• Life insurance: Life insurance can serve several needs: paying final expenses and debts, helping replace lost income, maintaining a standard of living, providing tax-free inheritance and assisting in estate wishes, including blended families.

According to 2019 report from Life Insurance and Market Research Association (LIMRA), nearly 33% of Canadians do not have any life insurance. One reason could be that in their study, LIMRA found that nearly 80% of consumers over-estimate the cost of insurance.

Life insurance generally falls into two categories: term and permanent.

Term is coverage for a set period of time. Group policies offered through work benefits often fall under this category as well. Typically, term is aligned to debt reduction, a retirement date or coverage while caring for dependents.

Permanent is designed to meet lifelong needs and often referred to as whole life or universal life. Costs are higher than term insurance and can be paid over a predetermined number of years or life. These products also have the ability to shelter cash value in a tax-deferred manner.

• Disability: A 2019 RBC Insurance report revealed that half of working Canadians do not have disability coverage. Also, a 42-year old male was 3.5 times more likely to become disabled than die. If you cannot work, who is going to pay your bills, let alone look after your needs? Be careful relying only on group coverage through work because you may be surprised at what your benefits include and how long they pay for.

• Critical illness: Covers an individual in the event of being diagnosed with certain life-altering illnesses or diseases. This can help pay down debts, provide cash flow if off work, or enhance quality of life. Common coverages may include heart attack, stroke and cancer. Some cover upwards of 30 different ailments. Coverage will vary by product and provider and is typically paid out in a lump sum upon diagnosis.

• Long-term care: provides assistance should you become unable to care for yourself due to aging, an accident, illness or deteriorated mental ability. Usually measured by inability to perform two or more of activities of daily living including eating, bathing, dressing, etc.

• Creditor insurance: Involves insuring your debts in case something should happen to you as debtor. Commonly there is life, disability and critical illness. It is important to note that the beneficiary of these policies is the lender.

• Travel insurance: There could be some significant changes that arise due to the pandemic. When travelling opens up more, we recommend reviewing any exclusions or updates before you book that next trip. Furthermore, we have heard claims arising from parasailing, scuba diving or riding an all-terrain vehicle could be denied.

These are a brief overview of some avenues that could help protect yourself and loved ones. There are many options and, while it can feel overwhelming, we believe working with a trusted insurance advisor can help ensure that you are protecting what matters most.

Until next time, invest well and live well.
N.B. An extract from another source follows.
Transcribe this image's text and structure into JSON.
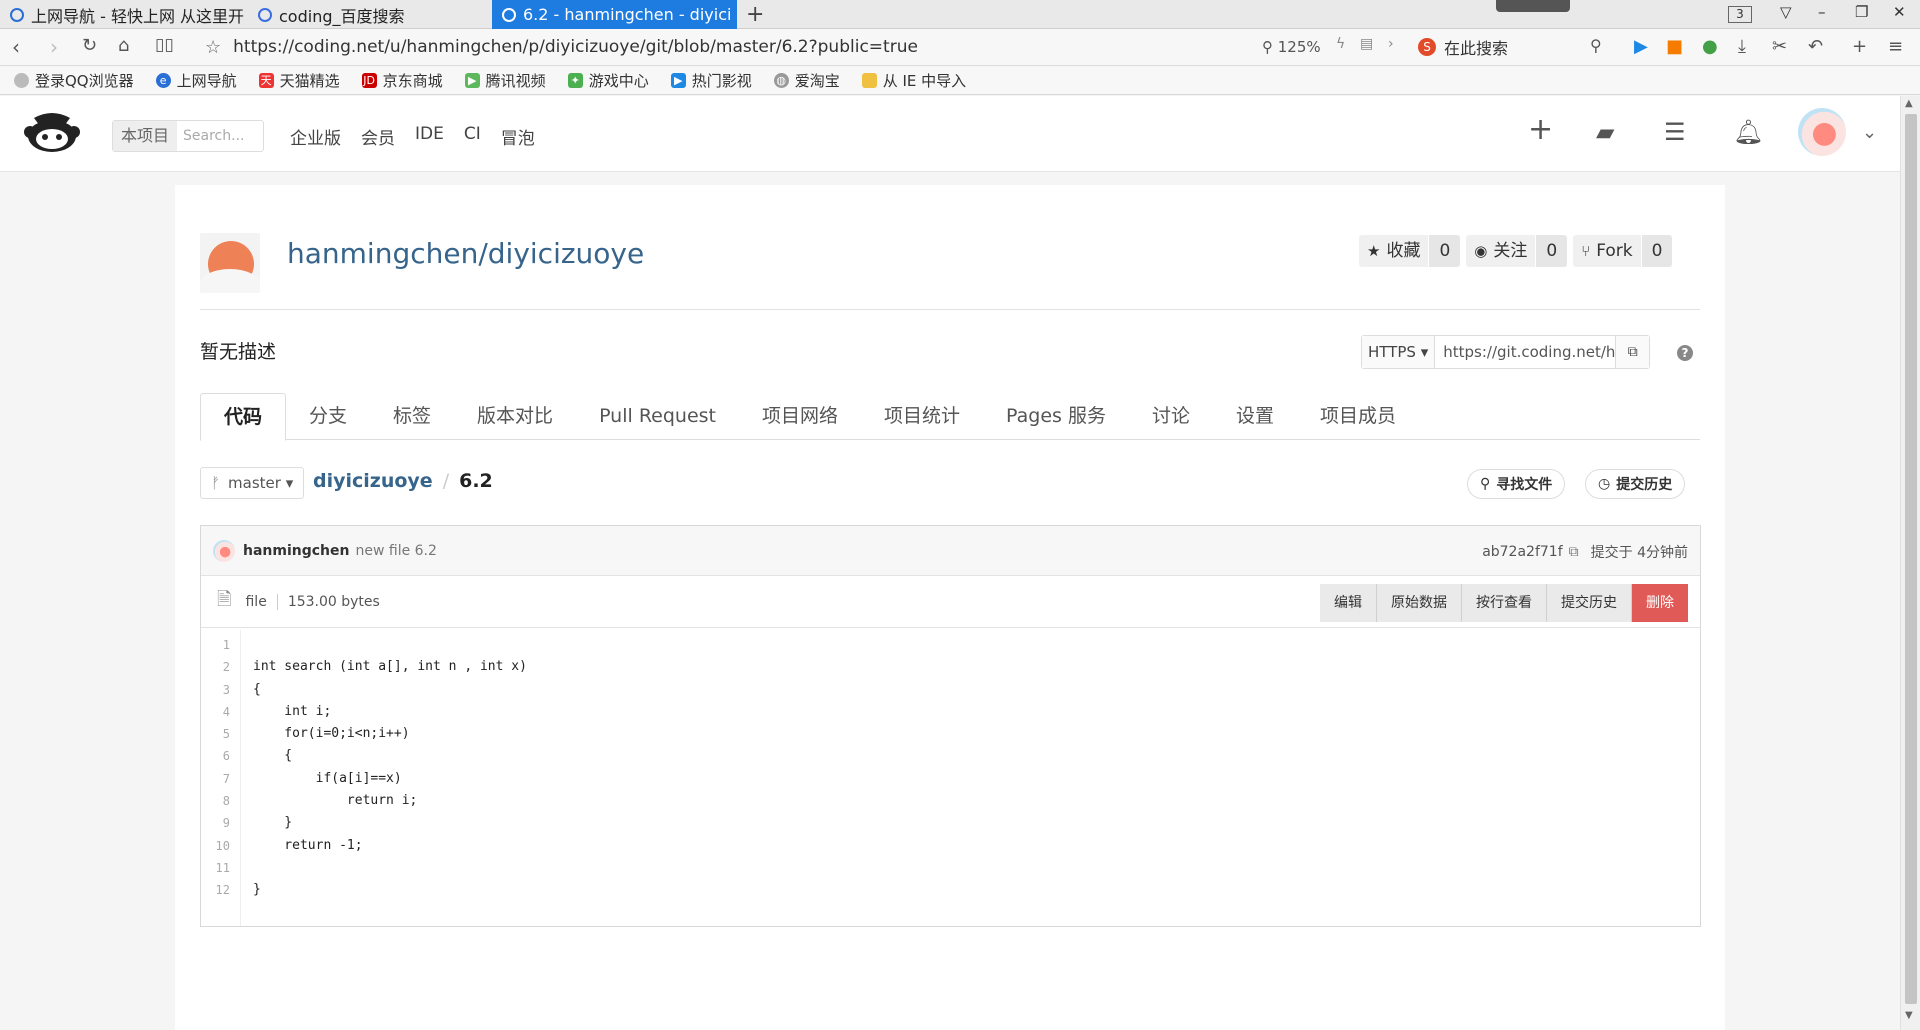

The views expressed are those of Eric Davis, senior portfolio manager and senior investment advisor, and Keith Davis, associate investment advisor, TD Wealth Private Investment Advice, as of April 14, 2022, and are subject to change based on market and other conditions. Davis Wealth Management Team is part of TD Wealth Private Investment Advice, a division of TD Waterhouse Canada Inc. which is a subsidiary of The Toronto-Dominion Bank.